Items from a data source
• • • •

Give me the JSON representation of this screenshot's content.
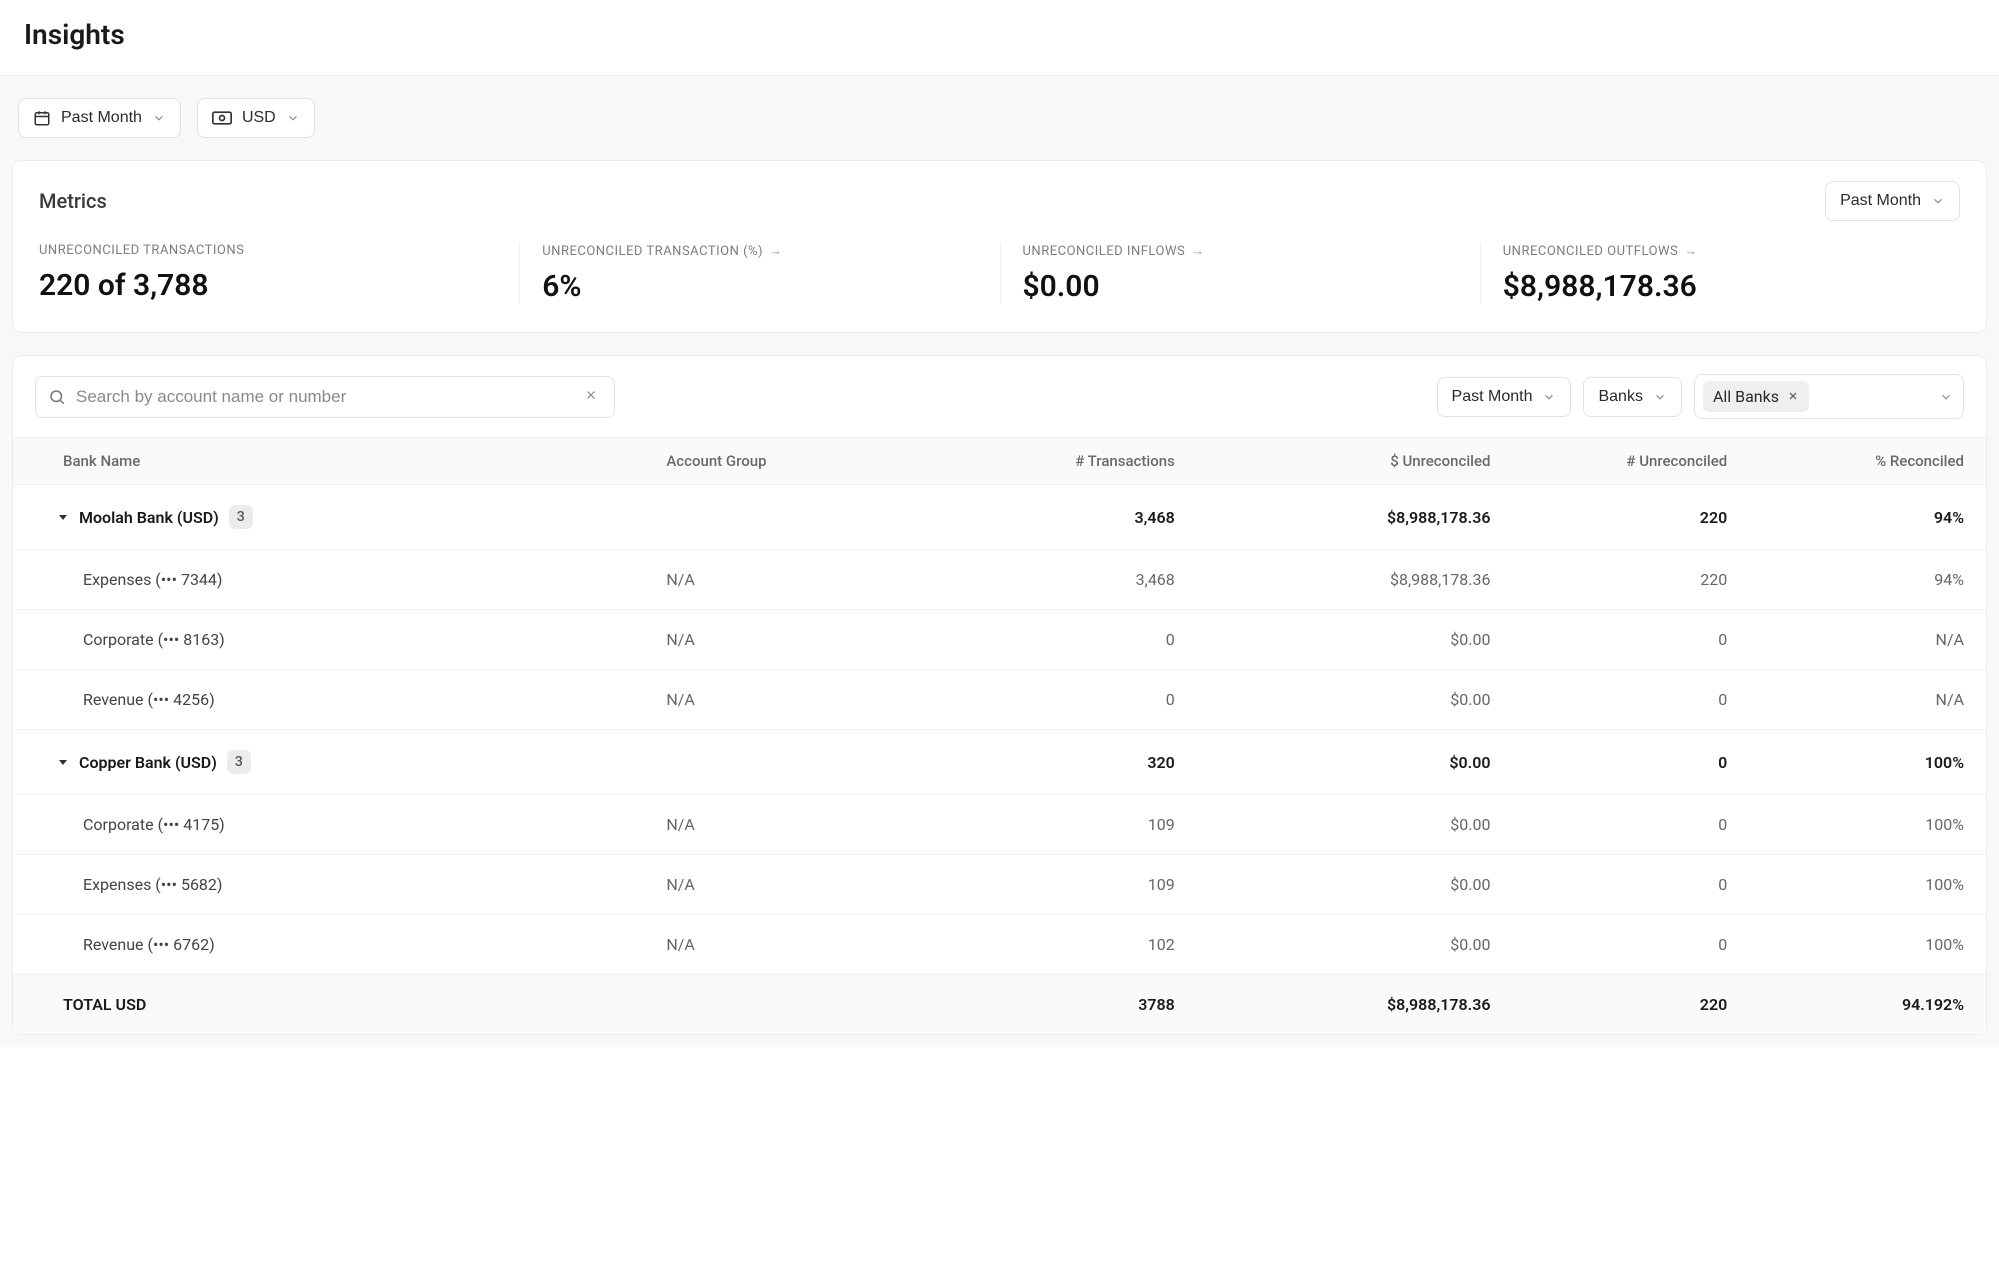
{
  "page_title": "Insights",
  "toolbar": {
    "date_range": "Past Month",
    "currency": "USD"
  },
  "metrics": {
    "section_title": "Metrics",
    "range_selector": "Past Month",
    "items": [
      {
        "label": "UNRECONCILED TRANSACTIONS",
        "value": "220 of 3,788",
        "has_arrow": false
      },
      {
        "label": "UNRECONCILED TRANSACTION (%)",
        "value": "6%",
        "has_arrow": true
      },
      {
        "label": "UNRECONCILED INFLOWS",
        "value": "$0.00",
        "has_arrow": true
      },
      {
        "label": "UNRECONCILED OUTFLOWS",
        "value": "$8,988,178.36",
        "has_arrow": true
      }
    ]
  },
  "table": {
    "search_placeholder": "Search by account name or number",
    "filters": {
      "date_range": "Past Month",
      "category": "Banks",
      "selection_chip": "All Banks"
    },
    "columns": {
      "bank_name": "Bank Name",
      "account_group": "Account Group",
      "num_transactions": "# Transactions",
      "dollar_unreconciled": "$ Unreconciled",
      "num_unreconciled": "# Unreconciled",
      "pct_reconciled": "% Reconciled"
    },
    "groups": [
      {
        "name": "Moolah Bank (USD)",
        "badge": "3",
        "num_transactions": "3,468",
        "dollar_unreconciled": "$8,988,178.36",
        "num_unreconciled": "220",
        "pct_reconciled": "94%",
        "children": [
          {
            "name": "Expenses (••• 7344)",
            "account_group": "N/A",
            "num_transactions": "3,468",
            "dollar_unreconciled": "$8,988,178.36",
            "num_unreconciled": "220",
            "pct_reconciled": "94%"
          },
          {
            "name": "Corporate (••• 8163)",
            "account_group": "N/A",
            "num_transactions": "0",
            "dollar_unreconciled": "$0.00",
            "num_unreconciled": "0",
            "pct_reconciled": "N/A"
          },
          {
            "name": "Revenue (••• 4256)",
            "account_group": "N/A",
            "num_transactions": "0",
            "dollar_unreconciled": "$0.00",
            "num_unreconciled": "0",
            "pct_reconciled": "N/A"
          }
        ]
      },
      {
        "name": "Copper Bank (USD)",
        "badge": "3",
        "num_transactions": "320",
        "dollar_unreconciled": "$0.00",
        "num_unreconciled": "0",
        "pct_reconciled": "100%",
        "children": [
          {
            "name": "Corporate (••• 4175)",
            "account_group": "N/A",
            "num_transactions": "109",
            "dollar_unreconciled": "$0.00",
            "num_unreconciled": "0",
            "pct_reconciled": "100%"
          },
          {
            "name": "Expenses (••• 5682)",
            "account_group": "N/A",
            "num_transactions": "109",
            "dollar_unreconciled": "$0.00",
            "num_unreconciled": "0",
            "pct_reconciled": "100%"
          },
          {
            "name": "Revenue (••• 6762)",
            "account_group": "N/A",
            "num_transactions": "102",
            "dollar_unreconciled": "$0.00",
            "num_unreconciled": "0",
            "pct_reconciled": "100%"
          }
        ]
      }
    ],
    "total": {
      "label": "TOTAL USD",
      "num_transactions": "3788",
      "dollar_unreconciled": "$8,988,178.36",
      "num_unreconciled": "220",
      "pct_reconciled": "94.192%"
    }
  }
}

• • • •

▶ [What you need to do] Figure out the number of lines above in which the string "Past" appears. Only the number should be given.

▶ [Solution] 3